Identify every line in the records below that contains the word "Zero", and reproduce each one.

Interface dataset entries:
========================================

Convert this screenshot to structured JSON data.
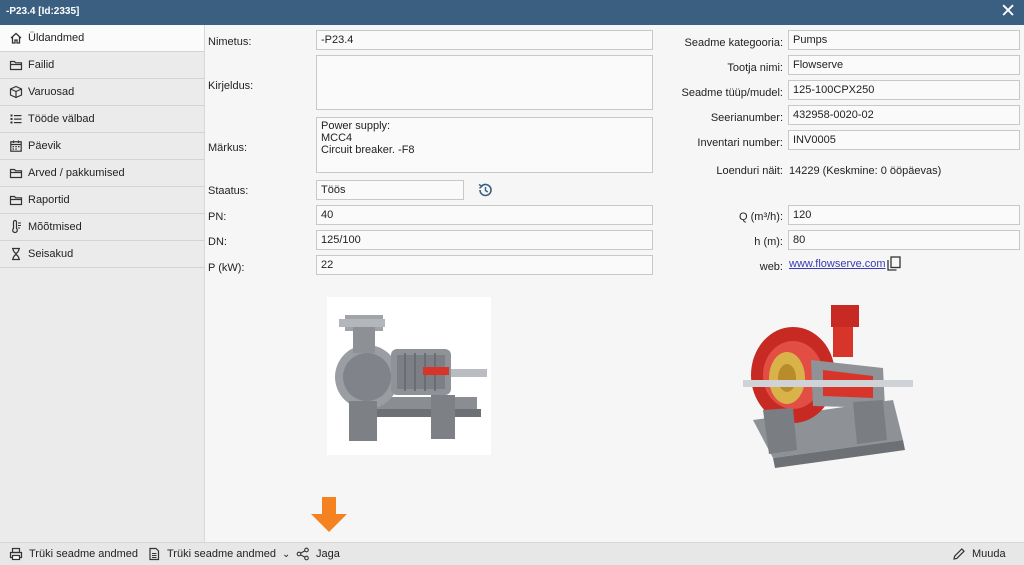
{
  "window": {
    "title": "-P23.4 [Id:2335]"
  },
  "sidebar": {
    "items": [
      {
        "label": "Üldandmed",
        "icon": "home-icon"
      },
      {
        "label": "Failid",
        "icon": "folder-icon"
      },
      {
        "label": "Varuosad",
        "icon": "box-icon"
      },
      {
        "label": "Tööde välbad",
        "icon": "list-icon"
      },
      {
        "label": "Päevik",
        "icon": "calendar-icon"
      },
      {
        "label": "Arved / pakkumised",
        "icon": "folder-icon"
      },
      {
        "label": "Raportid",
        "icon": "folder-icon"
      },
      {
        "label": "Mõõtmised",
        "icon": "thermometer-icon"
      },
      {
        "label": "Seisakud",
        "icon": "hourglass-icon"
      }
    ]
  },
  "left_form": {
    "nimetus_label": "Nimetus:",
    "nimetus_value": "-P23.4",
    "kirjeldus_label": "Kirjeldus:",
    "kirjeldus_value": "",
    "markus_label": "Märkus:",
    "markus_lines": [
      "Power supply:",
      "MCC4",
      "Circuit breaker. -F8"
    ],
    "staatus_label": "Staatus:",
    "staatus_value": "Töös",
    "pn_label": "PN:",
    "pn_value": "40",
    "dn_label": "DN:",
    "dn_value": "125/100",
    "p_label": "P (kW):",
    "p_value": "22"
  },
  "right_form": {
    "kategooria_label": "Seadme kategooria:",
    "kategooria_value": "Pumps",
    "tootja_label": "Tootja nimi:",
    "tootja_value": "Flowserve",
    "tuup_label": "Seadme tüüp/mudel:",
    "tuup_value": "125-100CPX250",
    "seeria_label": "Seerianumber:",
    "seeria_value": "432958-0020-02",
    "inventar_label": "Inventari number:",
    "inventar_value": "INV0005",
    "loendur_label": "Loenduri näit:",
    "loendur_value": "14229 (Keskmine: 0 ööpäevas)",
    "q_label": "Q (m³/h):",
    "q_value": "120",
    "h_label": "h (m):",
    "h_value": "80",
    "web_label": "web:",
    "web_value": "www.flowserve.com"
  },
  "bottom": {
    "print1": "Trüki seadme andmed",
    "print2": "Trüki seadme andmed",
    "share": "Jaga",
    "edit": "Muuda"
  },
  "colors": {
    "titlebar": "#3b5f80",
    "highlight_arrow": "#f58220",
    "pump_red": "#d8352a"
  }
}
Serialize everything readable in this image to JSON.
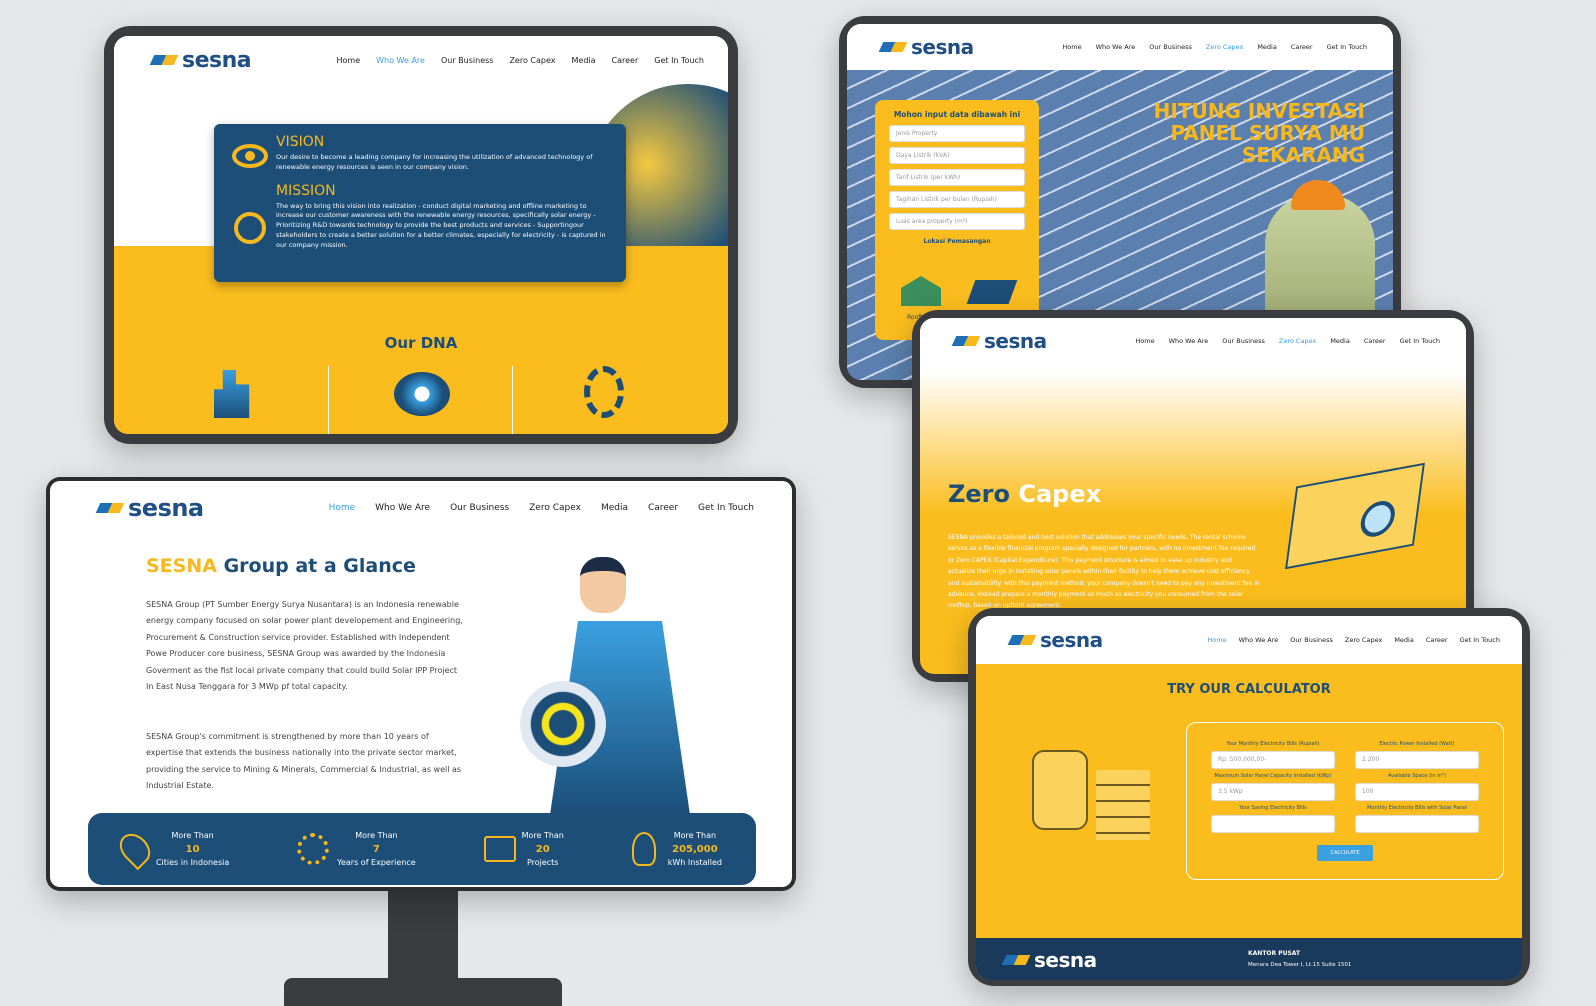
{
  "brand": {
    "name": "sesna",
    "colors": {
      "yellow": "#fbbd1e",
      "navy": "#1c4e78",
      "blue": "#3aa0e0"
    }
  },
  "nav": {
    "items": [
      "Home",
      "Who We Are",
      "Our Business",
      "Zero Capex",
      "Media",
      "Career",
      "Get In Touch"
    ]
  },
  "vision_page": {
    "active": "Who We Are",
    "vision_title": "VISION",
    "vision_text": "Our desire to become a leading company for increasing the utilization of advanced technology of renewable energy resources is seen in our company vision.",
    "mission_title": "MISSION",
    "mission_text": "The way to bring this vision into realization - conduct digital marketing and offline marketing to increase our customer awareness with the renewable energy resources, specifically solar energy - Prioritizing R&D towards technology to provide the best products and services - Supportingour stakeholders to create a better solution for a better climates, especially for electricity - is captured in our company mission.",
    "dna_title": "Our DNA"
  },
  "invest_page": {
    "active": "Zero Capex",
    "form_title": "Mohon input data dibawah ini",
    "fields": [
      "Jenis Property",
      "Daya Listrik (kVA)",
      "Tarif Listrik (per kWh)",
      "Tagihan Listrik per bulan (Rupiah)",
      "Luas area property (m²)"
    ],
    "location_label": "Lokasi Pemasangan",
    "rooftop": "Rooftop",
    "headline": [
      "HITUNG INVESTASI",
      "PANEL SURYA MU",
      "SEKARANG"
    ]
  },
  "capex_page": {
    "active": "Zero Capex",
    "title_a": "Zero",
    "title_b": "Capex",
    "body": "SESNA provides a tailored and best solution that addresses your specific needs. The rental scheme serves as a flexible financial program specially designed for partners, with no investment fee required or Zero CAPEX (Capital Expenditure). This payment structure is aimed to ease up industry and actualize their urge in installing solar panels within their facility to help them achieve cost efficiency and sustainability. with this payment method, your company doesn't need to pay any investment fee in advance, instead prepare a monthly payment as much as electricity you consumed from the solar rooftop, based on upfront agreement."
  },
  "glance_page": {
    "active": "Home",
    "title_a": "SESNA",
    "title_b": "Group at a Glance",
    "p1": "SESNA Group (PT Sumber Energy Surya Nusantara) is an Indonesia renewable energy company focused on solar power plant developement and Engineering, Procurement & Construction service provider. Established with Independent Powe Producer core business, SESNA Group was awarded by the Indonesia Goverment as the fist local private company that could build Solar IPP Project In East Nusa Tenggara for 3 MWp pf total capacity.",
    "p2": "SESNA Group's commitment is strengthened by more than 10 years of expertise that extends the business nationally into the private sector market, providing the service to Mining & Minerals, Commercial & Industrial, as well as Industrial Estate.",
    "stats": [
      {
        "pre": "More Than",
        "num": "10",
        "label": "Cities in Indonesia",
        "icon": "map-pin-icon"
      },
      {
        "pre": "More Than",
        "num": "7",
        "label": "Years of Experience",
        "icon": "gear-icon"
      },
      {
        "pre": "More Than",
        "num": "20",
        "label": "Projects",
        "icon": "briefcase-icon"
      },
      {
        "pre": "More Than",
        "num": "205,000",
        "label": "kWh Installed",
        "icon": "lightbulb-icon"
      }
    ]
  },
  "calc_page": {
    "active": "Home",
    "title": "TRY OUR CALCULATOR",
    "labels": [
      "Your Monthly Electricity Bills (Rupiah)",
      "Electric Power Installed (Watt)",
      "Maximum Solar Panel Capacity Installed (kWp)",
      "Available Space (in m²)",
      "Your Saving Electricity Bills",
      "Monthly Electricity Bills with Solar Panel"
    ],
    "values": [
      "Rp. 500.000,00-",
      "2.200",
      "3.5 kWp",
      "100",
      "",
      ""
    ],
    "button": "CALCULATE",
    "footer_title": "KANTOR PUSAT",
    "footer_addr": "Menara Dea Tower I, Lt.15 Suite 1501"
  }
}
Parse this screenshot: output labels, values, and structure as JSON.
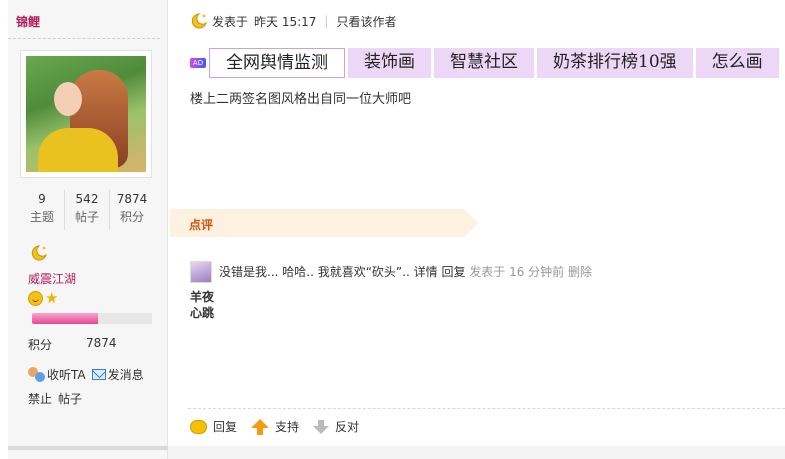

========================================

- _Answer_
      "Zero Capex",
    "active": "Zero Capex",
    "active": "Zero Capex",
    "title_a": "Zero",
    "body": "SESNA provides a tailored and best solution that addresses your specific needs. The rental scheme serves as a flexible financial program specially designed for partners, with no investment fee required or Zero CAPEX (Capital Expenditure). This payment structure is aimed to ease up industry and actualize their urge in installing solar panels within their facility to help them achieve cost efficiency and sustainability. with this payment method, your company doesn't need to pay any investment fee in advance, instead prepare a monthly payment as much as electricity you consumed from the solar rooftop, based on upfront agreement."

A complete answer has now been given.